History of Jackson Ward

Jackson Ward is one of Richmond's most valuable and significant neighborhoods. Nicknamed the "Harlem of the South" because of its strong African-American heritage and culture, the people of Jackson Ward in the early 20th century created a self-sustaining economy that made the area famous as the "Black Wall Street", alive with restaurants, theaters, and clubs. The area was a center for black enterprise and entertainment from the early 1920's to the late 1940's. Each year, the neighborhood hosts the Second Street Festival to celebrate the history and vitality of the time.

The historic district of Jackson Ward is located in the heart of Metro Richmond and boasts more cast iron work than any neighborhood outside of New Orleans. The National Register inventory lists more than 600 significant historic structures in the neighborhood. Many homes have been restored and many more major revitalization efforts are underway. Check out the outline of all of the major renovations in our area.

Jackson Ward was also home to Maggie Lena Walker, the first woman bank president. She founded Consolidated Bank & Trust, the oldest survivng black-operated bank in the United States whose main branch is still located in Jackson Ward at 1st and Marshall Streets. The area has many historic and unique homes that range from the early to late 1800's. The visual house tour shows the interiors of some of the finest homes. You can also take a visual walking tour down the streets of the neighborhood.

If you are near the corner of Adams and Leigh Sts., you can't miss the 9 foot statue of another Jackson Ward legend, the famous Richmonder, Bill "Bojangles" Robinson who was born in Jackson Ward.
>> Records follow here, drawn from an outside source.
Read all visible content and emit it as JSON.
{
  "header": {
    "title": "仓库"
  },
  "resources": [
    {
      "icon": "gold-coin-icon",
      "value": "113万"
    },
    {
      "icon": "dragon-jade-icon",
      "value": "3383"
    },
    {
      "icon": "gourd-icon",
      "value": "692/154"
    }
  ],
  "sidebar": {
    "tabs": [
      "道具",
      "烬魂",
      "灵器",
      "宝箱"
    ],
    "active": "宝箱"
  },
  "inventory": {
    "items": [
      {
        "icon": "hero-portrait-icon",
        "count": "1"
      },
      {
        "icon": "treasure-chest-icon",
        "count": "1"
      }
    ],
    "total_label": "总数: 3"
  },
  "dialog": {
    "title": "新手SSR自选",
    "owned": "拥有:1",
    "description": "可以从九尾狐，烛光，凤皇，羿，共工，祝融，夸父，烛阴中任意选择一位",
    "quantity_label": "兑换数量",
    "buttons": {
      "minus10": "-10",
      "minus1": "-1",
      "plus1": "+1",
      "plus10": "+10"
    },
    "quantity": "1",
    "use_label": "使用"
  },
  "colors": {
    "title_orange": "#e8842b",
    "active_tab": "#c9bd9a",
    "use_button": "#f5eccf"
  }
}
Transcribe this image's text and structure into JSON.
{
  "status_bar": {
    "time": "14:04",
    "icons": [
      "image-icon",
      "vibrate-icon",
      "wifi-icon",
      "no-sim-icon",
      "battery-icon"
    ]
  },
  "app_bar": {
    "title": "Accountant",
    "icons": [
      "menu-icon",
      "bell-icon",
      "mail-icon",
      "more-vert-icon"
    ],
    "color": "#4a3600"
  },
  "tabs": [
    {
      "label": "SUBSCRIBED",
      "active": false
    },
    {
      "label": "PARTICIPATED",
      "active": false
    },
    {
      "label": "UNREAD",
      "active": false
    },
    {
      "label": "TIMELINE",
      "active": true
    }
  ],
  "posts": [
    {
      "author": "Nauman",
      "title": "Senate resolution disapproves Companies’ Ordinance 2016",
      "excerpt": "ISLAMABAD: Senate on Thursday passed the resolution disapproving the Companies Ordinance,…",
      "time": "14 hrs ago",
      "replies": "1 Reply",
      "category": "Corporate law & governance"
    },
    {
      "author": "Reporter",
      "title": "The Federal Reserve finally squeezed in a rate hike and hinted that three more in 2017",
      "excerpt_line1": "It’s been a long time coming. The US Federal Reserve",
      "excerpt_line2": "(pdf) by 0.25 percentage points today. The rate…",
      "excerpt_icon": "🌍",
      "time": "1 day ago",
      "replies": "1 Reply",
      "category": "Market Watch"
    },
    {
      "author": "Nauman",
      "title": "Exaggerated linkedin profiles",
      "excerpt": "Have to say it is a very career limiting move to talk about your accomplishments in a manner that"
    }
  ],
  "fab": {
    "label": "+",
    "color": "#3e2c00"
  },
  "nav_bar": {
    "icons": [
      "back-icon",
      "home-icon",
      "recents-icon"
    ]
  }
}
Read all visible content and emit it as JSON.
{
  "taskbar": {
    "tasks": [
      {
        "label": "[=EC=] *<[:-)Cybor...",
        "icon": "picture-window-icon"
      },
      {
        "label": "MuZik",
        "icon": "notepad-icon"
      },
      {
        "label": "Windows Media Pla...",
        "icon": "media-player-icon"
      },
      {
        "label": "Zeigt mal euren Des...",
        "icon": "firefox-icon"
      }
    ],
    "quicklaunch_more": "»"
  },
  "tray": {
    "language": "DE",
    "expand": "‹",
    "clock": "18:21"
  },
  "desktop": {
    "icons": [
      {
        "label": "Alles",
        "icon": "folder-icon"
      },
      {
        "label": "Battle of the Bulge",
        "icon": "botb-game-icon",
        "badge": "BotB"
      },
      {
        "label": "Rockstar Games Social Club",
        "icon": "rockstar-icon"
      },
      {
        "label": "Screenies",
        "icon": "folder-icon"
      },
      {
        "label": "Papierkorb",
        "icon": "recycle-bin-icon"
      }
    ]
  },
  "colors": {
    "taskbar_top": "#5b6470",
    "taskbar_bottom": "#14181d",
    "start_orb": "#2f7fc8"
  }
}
The statue is a tribute to this dancing legend.

Renovation and preservation are happening all over Jackson Ward. The Dairy on Marshall Street has been made into apartments, the W.W. Browne House, built in 1845, has been renovated on West Jackson Street, and across from it, Tucker Cottage has found a new home and has been restored in a neighborhood that is showing great revitalization efforts with the Jackson Commons project.

The Jackson Ward community is coming back, and the Historic Jackson Ward Association works to bring people together in order to make progress happen while maintaining the significant historical assets that make our community what it is. The residents also get together throughout the year to have fun, build community spirit, and bond as a group. Our monthly meetings are held the third Tuesday of every other month at 501 N. 2nd Street beginning at 6:00 pm. If you have any questions, please contact us at hjwassociation@gmail.com.

Come join us!